YOUR TASK
Without omitting anything, copy every entry word for word.

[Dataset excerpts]
>>>>>

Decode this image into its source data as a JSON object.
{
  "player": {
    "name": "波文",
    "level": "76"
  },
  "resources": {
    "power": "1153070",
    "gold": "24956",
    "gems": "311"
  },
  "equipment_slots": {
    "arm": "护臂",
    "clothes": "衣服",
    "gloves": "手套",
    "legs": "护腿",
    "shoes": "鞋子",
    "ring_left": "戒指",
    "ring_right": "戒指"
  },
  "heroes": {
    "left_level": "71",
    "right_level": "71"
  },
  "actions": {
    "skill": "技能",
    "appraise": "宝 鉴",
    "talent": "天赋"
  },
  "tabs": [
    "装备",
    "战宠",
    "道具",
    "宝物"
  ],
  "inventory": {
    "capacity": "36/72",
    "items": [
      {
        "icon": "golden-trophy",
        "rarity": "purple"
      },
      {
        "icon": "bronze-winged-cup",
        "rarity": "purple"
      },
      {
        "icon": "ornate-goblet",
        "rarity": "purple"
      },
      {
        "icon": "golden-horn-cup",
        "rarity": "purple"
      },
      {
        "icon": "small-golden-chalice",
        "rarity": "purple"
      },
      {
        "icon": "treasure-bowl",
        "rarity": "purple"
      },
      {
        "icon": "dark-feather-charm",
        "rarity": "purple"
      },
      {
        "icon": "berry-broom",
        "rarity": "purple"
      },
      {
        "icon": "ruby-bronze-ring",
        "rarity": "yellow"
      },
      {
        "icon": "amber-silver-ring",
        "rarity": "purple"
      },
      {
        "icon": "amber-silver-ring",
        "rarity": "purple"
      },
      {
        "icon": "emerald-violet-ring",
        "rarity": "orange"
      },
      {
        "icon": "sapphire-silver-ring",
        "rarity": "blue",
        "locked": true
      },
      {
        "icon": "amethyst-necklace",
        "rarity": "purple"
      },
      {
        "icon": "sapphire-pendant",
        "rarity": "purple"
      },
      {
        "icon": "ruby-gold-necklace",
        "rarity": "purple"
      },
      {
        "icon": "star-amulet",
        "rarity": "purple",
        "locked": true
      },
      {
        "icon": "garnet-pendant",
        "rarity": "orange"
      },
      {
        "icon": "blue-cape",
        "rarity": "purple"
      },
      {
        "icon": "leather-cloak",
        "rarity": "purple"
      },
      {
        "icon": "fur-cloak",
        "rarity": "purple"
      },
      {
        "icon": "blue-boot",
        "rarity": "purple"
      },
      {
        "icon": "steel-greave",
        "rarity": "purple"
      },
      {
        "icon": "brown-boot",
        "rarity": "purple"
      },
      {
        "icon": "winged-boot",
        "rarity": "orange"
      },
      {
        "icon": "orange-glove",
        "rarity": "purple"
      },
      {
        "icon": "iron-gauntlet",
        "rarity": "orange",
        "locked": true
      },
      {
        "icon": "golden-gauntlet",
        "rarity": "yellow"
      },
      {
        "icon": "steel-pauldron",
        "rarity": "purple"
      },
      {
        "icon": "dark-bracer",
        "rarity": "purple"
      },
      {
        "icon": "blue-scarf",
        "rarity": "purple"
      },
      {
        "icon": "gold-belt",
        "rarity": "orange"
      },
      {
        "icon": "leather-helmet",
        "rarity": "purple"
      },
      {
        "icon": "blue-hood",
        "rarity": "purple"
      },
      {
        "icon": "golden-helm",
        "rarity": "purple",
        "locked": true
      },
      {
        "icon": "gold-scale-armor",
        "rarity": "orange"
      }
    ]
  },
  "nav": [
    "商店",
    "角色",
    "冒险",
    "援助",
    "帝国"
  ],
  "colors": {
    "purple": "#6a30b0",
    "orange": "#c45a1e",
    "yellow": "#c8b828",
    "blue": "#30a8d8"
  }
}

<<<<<

SOLVED EXERCISE
Decode this image into its source data as a JSON object.
{
  "player": {
    "name": "波文",
    "level": "76"
  },
  "resources": {
    "power": "1153070",
    "gold": "24956",
    "gems": "311"
  },
  "equipment_slots": {
    "arm": "护臂",
    "clothes": "衣服",
    "gloves": "手套",
    "legs": "护腿",
    "shoes": "鞋子",
    "ring_left": "戒指",
    "ring_right": "戒指"
  },
  "heroes": {
    "left_level": "71",
    "right_level": "71"
  },
  "actions": {
    "skill": "技能",
    "appraise": "宝 鉴",
    "talent": "天赋"
  },
  "tabs": [
    "装备",
    "战宠",
    "道具",
    "宝物"
  ],
  "inventory": {
    "capacity": "36/72",
    "items": [
      {
        "icon": "golden-trophy",
        "rarity": "purple"
      },
      {
        "icon": "bronze-winged-cup",
        "rarity": "purple"
      },
      {
        "icon": "ornate-goblet",
        "rarity": "purple"
      },
      {
        "icon": "golden-horn-cup",
        "rarity": "purple"
      },
      {
        "icon": "small-golden-chalice",
        "rarity": "purple"
      },
      {
        "icon": "treasure-bowl",
        "rarity": "purple"
      },
      {
        "icon": "dark-feather-charm",
        "rarity": "purple"
      },
      {
        "icon": "berry-broom",
        "rarity": "purple"
      },
      {
        "icon": "ruby-bronze-ring",
        "rarity": "yellow"
      },
      {
        "icon": "amber-silver-ring",
        "rarity": "purple"
      },
      {
        "icon": "amber-silver-ring",
        "rarity": "purple"
      },
      {
        "icon": "emerald-violet-ring",
        "rarity": "orange"
      },
      {
        "icon": "sapphire-silver-ring",
        "rarity": "blue",
        "locked": true
      },
      {
        "icon": "amethyst-necklace",
        "rarity": "purple"
      },
      {
        "icon": "sapphire-pendant",
        "rarity": "purple"
      },
      {
        "icon": "ruby-gold-necklace",
        "rarity": "purple"
      },
      {
        "icon": "star-amulet",
        "rarity": "purple",
        "locked": true
      },
      {
        "icon": "garnet-pendant",
        "rarity": "orange"
      },
      {
        "icon": "blue-cape",
        "rarity": "purple"
      },
      {
        "icon": "leather-cloak",
        "rarity": "purple"
      },
      {
        "icon": "fur-cloak",
        "rarity": "purple"
      },
      {
        "icon": "blue-boot",
        "rarity": "purple"
      },
      {
        "icon": "steel-greave",
        "rarity": "purple"
      },
      {
        "icon": "brown-boot",
        "rarity": "purple"
      },
      {
        "icon": "winged-boot",
        "rarity": "orange"
      },
      {
        "icon": "orange-glove",
        "rarity": "purple"
      },
      {
        "icon": "iron-gauntlet",
        "rarity": "orange",
        "locked": true
      },
      {
        "icon": "golden-gauntlet",
        "rarity": "yellow"
      },
      {
        "icon": "steel-pauldron",
        "rarity": "purple"
      },
      {
        "icon": "dark-bracer",
        "rarity": "purple"
      },
      {
        "icon": "blue-scarf",
        "rarity": "purple"
      },
      {
        "icon": "gold-belt",
        "rarity": "orange"
      },
      {
        "icon": "leather-helmet",
        "rarity": "purple"
      },
      {
        "icon": "blue-hood",
        "rarity": "purple"
      },
      {
        "icon": "golden-helm",
        "rarity": "purple",
        "locked": true
      },
      {
        "icon": "gold-scale-armor",
        "rarity": "orange"
      }
    ]
  },
  "nav": [
    "商店",
    "角色",
    "冒险",
    "援助",
    "帝国"
  ],
  "colors": {
    "purple": "#6a30b0",
    "orange": "#c45a1e",
    "yellow": "#c8b828",
    "blue": "#30a8d8"
  }
}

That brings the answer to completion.